It's been quite a while since we've seen a double net or former double net (company trading between 1 and 2 times net current asset value or NCAV) acquired. Between 2016 and 2017, however, this was very fertile ground for takeovers, and we witnessed several, including West Marine, CDI Corp, RetailMeNot, Ingram Micro, Rofin-Sinar Technologies, Skullcandy and Steel Excel taken out.
If there were any commonalities among these names beyond the fact that they traded at very low multiples of NCAV, it was that they were cheap, had lots of cash, and/or fairly strong brand names. So, once again, I thought it would be an interesting exercise to identify some additional prospects with similar attributes.
Staring with one of the uglier sectors, retail, there are a handful of names that could be in play.

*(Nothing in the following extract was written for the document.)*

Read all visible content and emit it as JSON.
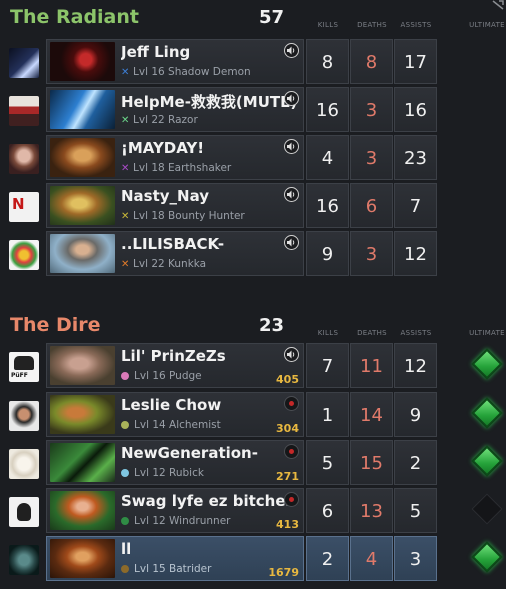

The first, Vera Bradley (VRA) , currently trades at 2.12x NCAV, and ended the year with $157 million or $4.50 per share in cash and investments and no debt. The brand may not be as popular as it once was, but there still may be some value there to a bigger fish, and the enterprise value or EV (market cap - cash + debt) is very small at $250 million.
Fossil Group (FOSL) currently trades at 2.42x NCAV. There were some takeover rumors last year, and shares went on a wild ride between late 2017 and 2018, rising from $7 to $31, but the stock has since fallen back to earth at about $13. The company has been "right-sizing", closing stores (one NJ store I visited a few times over the past six months among them), and has halved its debt since 2016. FOSL ended the latest quarter with $403 million, or $8.16 per share in cash, but $396 million in debt, and has an EV of around $630 million. (Note: I don't capitalize operating leases for purposes of the NCAV calculation.)
This next one should come as no surprise, I've mentioned it previously as a takeover candidate - Fitbit (FIT) - which trades at 2.57x NCAV, and has been routinely shunned by the markets post it's brief cult stock status. The company ended its latest quarter with $724 million or $2.89 per share in cash and short-term investments and no debt; current EV is around $650 million. FIT has put up a couple of consecutive positive quarterly earnings surprises, but overall, markets remain skeptical of whether it can ever turn sustained profits. It's hard to argue its brand name status, however.
Finally, a perennial player, which I've held out previously, Benchmark Electronics (BHE) trades at 1.87x NCAV. The company ended its latest quarter with $458 million, or $10.63 per share in cash, and $154 million in debt. Current EV is about $875 million. The company started paying a 15 cent quarterly dividend last year and currently yields 2.2%. I'd have thought that initiating a dividend and thus reducing cash might tend to remove a name from contention, but look no further than West Marine, which somewhat surprisingly initiated a dividend in April, 2017 just two months before its acquisition was announced.
I'm not done yet as there are a handful of other potential candidates - which I will explore in a future column.